Heems will tour India this month.
Neither London actor/rapper Riz MC nor New York based rapper Heems are strangers to putting out racially charged rap. When the duo joined hands to form Swet Shop Boys, it was bound to turn a few heads. They took Benny Lava, something that was ridiculed from an outsider’s perspective, and made it cool. Clad in kurtas and pathanis, the duo battle stereotypes, skin colour issues and display pride in their desi-ness.
Q. How'd you come up with the lyrics for your part?
It was the first thing we recorded together - it's kind of setting up the whole concept of the Swet Shop Boys - Hima's flow is more US rap so I wanted to come with a more UK double time style - like we have in grime music.
Q. The lyrics seem to be proclaiming and exploring an identity. Can you elaborate on that?
Yea we both have a kind of dual identity - we both have roots on both sides of the Indo-Pak border, and we're both desi as well as very much being Londoners and New Yorkers. I feel like we wanted to offer up a different version of how these identities could collide in a creative way. We talk about identity, a certain kind of underdog status, joining up the dots of the South Asian diaspora. But the response has been from all sectors - white, black, as well as a strong response from brown youth.
Q. There also seems to be a lot of reference to skin colour. Can you elaborate on that?
I talk about being photo shopped to be less dark on a film poster. That’s never happened to me, to my knowledge, but I wouldn't be surprised. It happens all the time. The fairness cream industry is the tip of a very troubling iceberg in terms of how we see ourselves as non-white people.

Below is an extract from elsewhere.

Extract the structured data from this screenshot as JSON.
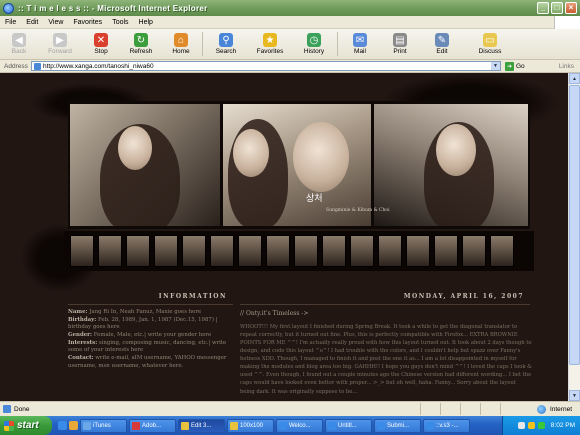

Q. Was dressing in a studded leather jacket over a pathani a conscious decision?
Yea, it just felt natural to what the whole concept is.
Q. What'd you mean by "melanin farmer"?

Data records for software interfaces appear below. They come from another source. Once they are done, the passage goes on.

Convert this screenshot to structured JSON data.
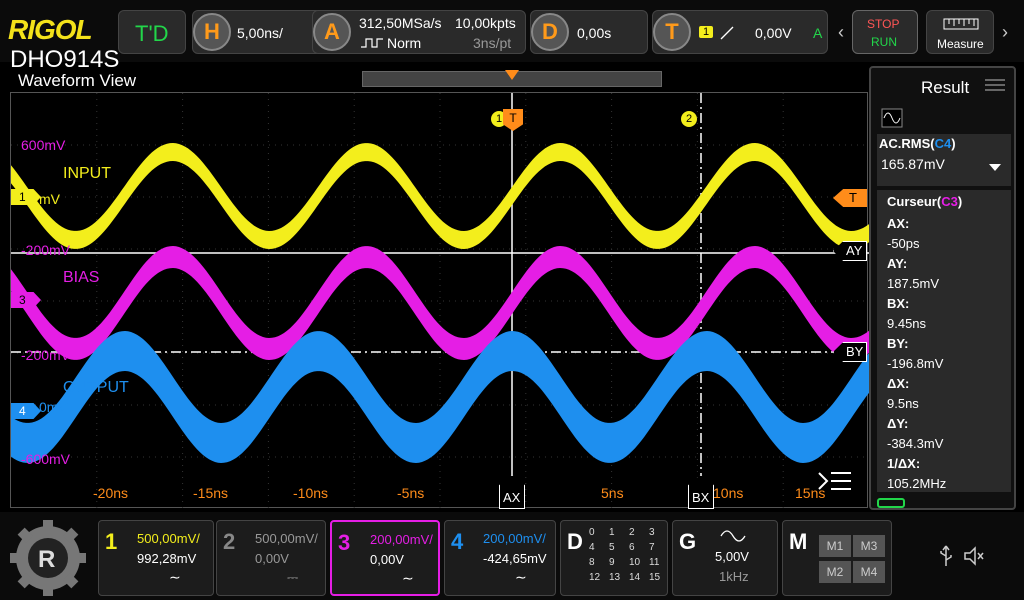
{
  "header": {
    "logo": "RIGOL",
    "model": "DHO914S",
    "td": "T'D",
    "h_letter": "H",
    "timebase": "5,00ns/",
    "a_letter": "A",
    "sample_rate": "312,50MSa/s",
    "memory_depth": "10,00kpts",
    "acq_mode": "Norm",
    "points_time": "3ns/pt",
    "d_letter": "D",
    "delay": "0,00s",
    "t_letter": "T",
    "trig_channel": "1",
    "trig_level": "0,00V",
    "trig_mode": "A",
    "stop_label": "STOP",
    "run_label": "RUN",
    "measure_label": "Measure"
  },
  "view": {
    "title": "Waveform View"
  },
  "screen": {
    "labels": {
      "v600": "600mV",
      "c1off": "mV",
      "v200": "-200mV",
      "c3off": "-200mV",
      "c4off": "0mV",
      "vm600": "-600mV",
      "input": "INPUT",
      "bias": "BIAS",
      "output": "OUTPUT"
    },
    "markers": {
      "ch1": "1",
      "ch3": "3",
      "ch4": "4",
      "trig": "T",
      "ay": "AY",
      "by": "BY",
      "ax": "AX",
      "bx": "BX",
      "mk1": "1",
      "mk2": "2"
    },
    "xticks": [
      "-20ns",
      "-15ns",
      "-10ns",
      "-5ns",
      "5ns",
      "10ns",
      "15ns"
    ]
  },
  "result": {
    "title": "Result",
    "meas_name": "AC.RMS(",
    "meas_src": "C4",
    "meas_close": ")",
    "meas_value": "165.87mV",
    "cursor_title": "Curseur(",
    "cursor_src": "C3",
    "cursor_close": ")",
    "items": [
      {
        "k": "AX:",
        "v": "-50ps"
      },
      {
        "k": "AY:",
        "v": "187.5mV"
      },
      {
        "k": "BX:",
        "v": "9.45ns"
      },
      {
        "k": "BY:",
        "v": "-196.8mV"
      },
      {
        "k": "ΔX:",
        "v": "9.5ns"
      },
      {
        "k": "ΔY:",
        "v": "-384.3mV"
      },
      {
        "k": "1/ΔX:",
        "v": "105.2MHz"
      }
    ]
  },
  "channels": [
    {
      "num": "1",
      "scale": "500,00mV/",
      "offset": "992,28mV",
      "coupling": "∼",
      "color": "#f3ee1c"
    },
    {
      "num": "2",
      "scale": "500,00mV/",
      "offset": "0,00V",
      "coupling": "⎓",
      "color": "#888888"
    },
    {
      "num": "3",
      "scale": "200,00mV/",
      "offset": "0,00V",
      "coupling": "∼",
      "color": "#e51ee5"
    },
    {
      "num": "4",
      "scale": "200,00mV/",
      "offset": "-424,65mV",
      "coupling": "∼",
      "color": "#1e8fef"
    }
  ],
  "digital": {
    "letter": "D",
    "rows": [
      [
        "0",
        "1",
        "2",
        "3"
      ],
      [
        "4",
        "5",
        "6",
        "7"
      ],
      [
        "8",
        "9",
        "10",
        "11"
      ],
      [
        "12",
        "13",
        "14",
        "15"
      ]
    ]
  },
  "generator": {
    "letter": "G",
    "amp": "5,00V",
    "freq": "1kHz"
  },
  "math": {
    "letter": "M",
    "items": [
      "M1",
      "M3",
      "M2",
      "M4"
    ]
  },
  "colors": {
    "ch1": "#f3ee1c",
    "ch3": "#e51ee5",
    "ch4": "#1e8fef",
    "trigger": "#ff8c1a",
    "bg": "#000000"
  }
}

Both me and Hima have been lucky cause our work has resonated outside of racial boundaries, and it goes beyond that - but sometimes as an artist or an actor of colour you find yourself commodifying your ethnicity, you almost don't have a choice - it's the only way your voice or presence is valued in the wider cultural conversation. So this line is about finding yourself in that position - farming out your colour like some kind of cash crop, being shackled to it as well as surviving because of it.
Q. What's next in store for the Swet Shop Boys?
More music. We might shoot a video in Pakistan soon.
Q. Naseem Hamed, Michael Jackson, Goodess Gracious Me. Have these things played a major role in your life while growing up?
Q. Is this also an attempt to introduce these things to the desi youth of today?
Back then, we had these things to look up to growing up in the diaspora. Today other people are playing that role; I wanna be a part of playing that role for young people today.